» SOURCE MATERIAL
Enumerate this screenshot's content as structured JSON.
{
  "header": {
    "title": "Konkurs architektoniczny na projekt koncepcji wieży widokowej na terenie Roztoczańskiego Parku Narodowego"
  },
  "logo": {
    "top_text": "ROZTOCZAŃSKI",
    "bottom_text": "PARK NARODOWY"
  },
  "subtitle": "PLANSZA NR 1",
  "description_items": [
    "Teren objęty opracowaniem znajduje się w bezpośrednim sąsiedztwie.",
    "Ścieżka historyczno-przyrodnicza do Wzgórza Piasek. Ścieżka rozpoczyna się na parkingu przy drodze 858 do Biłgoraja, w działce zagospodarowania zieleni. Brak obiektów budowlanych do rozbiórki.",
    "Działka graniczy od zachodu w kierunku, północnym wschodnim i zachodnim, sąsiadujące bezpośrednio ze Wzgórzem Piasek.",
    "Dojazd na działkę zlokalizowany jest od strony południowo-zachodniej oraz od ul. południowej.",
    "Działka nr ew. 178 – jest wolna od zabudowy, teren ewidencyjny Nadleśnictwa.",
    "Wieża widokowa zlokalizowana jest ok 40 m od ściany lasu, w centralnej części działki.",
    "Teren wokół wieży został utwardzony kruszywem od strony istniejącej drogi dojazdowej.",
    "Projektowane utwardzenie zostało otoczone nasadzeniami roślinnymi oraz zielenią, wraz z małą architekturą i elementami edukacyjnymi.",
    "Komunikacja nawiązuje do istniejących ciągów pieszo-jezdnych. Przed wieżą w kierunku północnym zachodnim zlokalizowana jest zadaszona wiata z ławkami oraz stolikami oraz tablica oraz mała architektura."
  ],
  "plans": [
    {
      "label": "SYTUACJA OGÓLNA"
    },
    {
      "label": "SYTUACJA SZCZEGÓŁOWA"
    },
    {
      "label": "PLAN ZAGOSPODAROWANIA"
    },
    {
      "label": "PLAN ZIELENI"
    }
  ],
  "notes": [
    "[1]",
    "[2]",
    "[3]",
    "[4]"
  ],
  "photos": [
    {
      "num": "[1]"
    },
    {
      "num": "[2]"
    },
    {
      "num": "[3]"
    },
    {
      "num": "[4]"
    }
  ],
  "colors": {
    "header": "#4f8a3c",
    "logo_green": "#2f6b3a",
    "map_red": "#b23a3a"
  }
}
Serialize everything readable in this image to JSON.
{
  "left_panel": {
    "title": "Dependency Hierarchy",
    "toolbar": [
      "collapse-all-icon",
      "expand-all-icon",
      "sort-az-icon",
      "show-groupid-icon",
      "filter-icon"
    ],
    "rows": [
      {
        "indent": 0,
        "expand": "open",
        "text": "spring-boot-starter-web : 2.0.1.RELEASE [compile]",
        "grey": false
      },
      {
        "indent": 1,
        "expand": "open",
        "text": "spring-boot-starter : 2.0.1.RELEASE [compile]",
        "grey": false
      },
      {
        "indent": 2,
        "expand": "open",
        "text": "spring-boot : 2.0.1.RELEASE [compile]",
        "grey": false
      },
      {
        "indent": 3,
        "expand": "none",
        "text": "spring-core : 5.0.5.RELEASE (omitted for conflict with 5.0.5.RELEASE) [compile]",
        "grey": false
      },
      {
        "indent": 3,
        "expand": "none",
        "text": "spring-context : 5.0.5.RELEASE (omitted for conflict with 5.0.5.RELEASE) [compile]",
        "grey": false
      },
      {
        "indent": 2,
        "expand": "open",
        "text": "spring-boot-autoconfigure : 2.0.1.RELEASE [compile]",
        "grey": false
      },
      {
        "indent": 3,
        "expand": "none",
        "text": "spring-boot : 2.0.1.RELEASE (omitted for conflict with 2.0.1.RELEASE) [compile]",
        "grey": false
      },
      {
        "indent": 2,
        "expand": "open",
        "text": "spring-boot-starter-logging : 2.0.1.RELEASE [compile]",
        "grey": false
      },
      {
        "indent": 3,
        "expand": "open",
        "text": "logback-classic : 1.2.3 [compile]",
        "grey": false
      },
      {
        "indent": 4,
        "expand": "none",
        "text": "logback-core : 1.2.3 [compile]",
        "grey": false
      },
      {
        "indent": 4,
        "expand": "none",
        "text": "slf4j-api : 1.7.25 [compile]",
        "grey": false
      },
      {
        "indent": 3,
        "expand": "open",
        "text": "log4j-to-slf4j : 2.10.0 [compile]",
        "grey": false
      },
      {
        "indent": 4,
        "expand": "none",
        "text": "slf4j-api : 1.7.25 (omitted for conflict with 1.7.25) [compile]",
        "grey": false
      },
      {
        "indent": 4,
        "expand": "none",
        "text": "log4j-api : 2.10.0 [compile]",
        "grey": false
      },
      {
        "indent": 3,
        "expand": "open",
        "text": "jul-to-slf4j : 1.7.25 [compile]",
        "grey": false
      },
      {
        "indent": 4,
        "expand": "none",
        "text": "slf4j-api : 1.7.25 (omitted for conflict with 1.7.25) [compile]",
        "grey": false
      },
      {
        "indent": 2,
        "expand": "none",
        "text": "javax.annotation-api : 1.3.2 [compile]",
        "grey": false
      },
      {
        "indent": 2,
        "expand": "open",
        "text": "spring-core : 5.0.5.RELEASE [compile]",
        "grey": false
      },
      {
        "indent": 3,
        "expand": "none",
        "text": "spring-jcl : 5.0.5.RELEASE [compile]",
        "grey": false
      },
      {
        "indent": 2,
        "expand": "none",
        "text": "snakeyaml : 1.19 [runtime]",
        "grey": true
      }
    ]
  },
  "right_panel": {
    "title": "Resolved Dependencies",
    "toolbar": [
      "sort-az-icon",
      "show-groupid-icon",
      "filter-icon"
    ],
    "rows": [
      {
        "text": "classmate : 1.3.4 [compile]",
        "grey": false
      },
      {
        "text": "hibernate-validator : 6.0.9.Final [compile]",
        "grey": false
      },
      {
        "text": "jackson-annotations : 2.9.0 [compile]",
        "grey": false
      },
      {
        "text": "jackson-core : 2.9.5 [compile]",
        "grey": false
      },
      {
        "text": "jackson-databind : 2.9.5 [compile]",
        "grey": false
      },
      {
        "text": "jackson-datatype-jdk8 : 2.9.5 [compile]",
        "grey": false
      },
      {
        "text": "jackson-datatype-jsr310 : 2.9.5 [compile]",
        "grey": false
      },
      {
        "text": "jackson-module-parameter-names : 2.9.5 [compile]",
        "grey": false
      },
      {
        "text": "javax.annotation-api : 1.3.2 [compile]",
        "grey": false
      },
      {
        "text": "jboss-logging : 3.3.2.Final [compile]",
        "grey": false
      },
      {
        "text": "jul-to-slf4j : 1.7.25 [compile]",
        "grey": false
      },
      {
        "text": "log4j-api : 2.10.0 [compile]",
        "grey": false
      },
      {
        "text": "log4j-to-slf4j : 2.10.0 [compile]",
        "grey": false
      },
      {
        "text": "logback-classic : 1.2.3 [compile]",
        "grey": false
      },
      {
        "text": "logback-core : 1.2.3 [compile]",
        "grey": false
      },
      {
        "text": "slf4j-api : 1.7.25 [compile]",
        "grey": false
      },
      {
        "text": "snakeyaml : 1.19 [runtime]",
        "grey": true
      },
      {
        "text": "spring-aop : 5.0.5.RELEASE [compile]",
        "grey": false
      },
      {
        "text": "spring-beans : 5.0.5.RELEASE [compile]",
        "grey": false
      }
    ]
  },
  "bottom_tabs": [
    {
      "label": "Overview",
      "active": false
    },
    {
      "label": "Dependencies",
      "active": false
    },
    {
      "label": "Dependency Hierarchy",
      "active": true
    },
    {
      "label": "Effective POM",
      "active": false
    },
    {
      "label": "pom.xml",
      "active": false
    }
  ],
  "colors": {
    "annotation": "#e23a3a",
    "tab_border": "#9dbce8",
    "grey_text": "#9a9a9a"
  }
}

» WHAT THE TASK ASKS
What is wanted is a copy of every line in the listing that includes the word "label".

» RESPONSE TO THE TASK
      "label": "SYTUACJA OGÓLNA"
      "label": "SYTUACJA SZCZEGÓŁOWA"
      "label": "PLAN ZAGOSPODAROWANIA"
      "label": "PLAN ZIELENI"
      "label": "Overview",
      "label": "Dependencies",
      "label": "Dependency Hierarchy",
      "label": "Effective POM",
      "label": "pom.xml",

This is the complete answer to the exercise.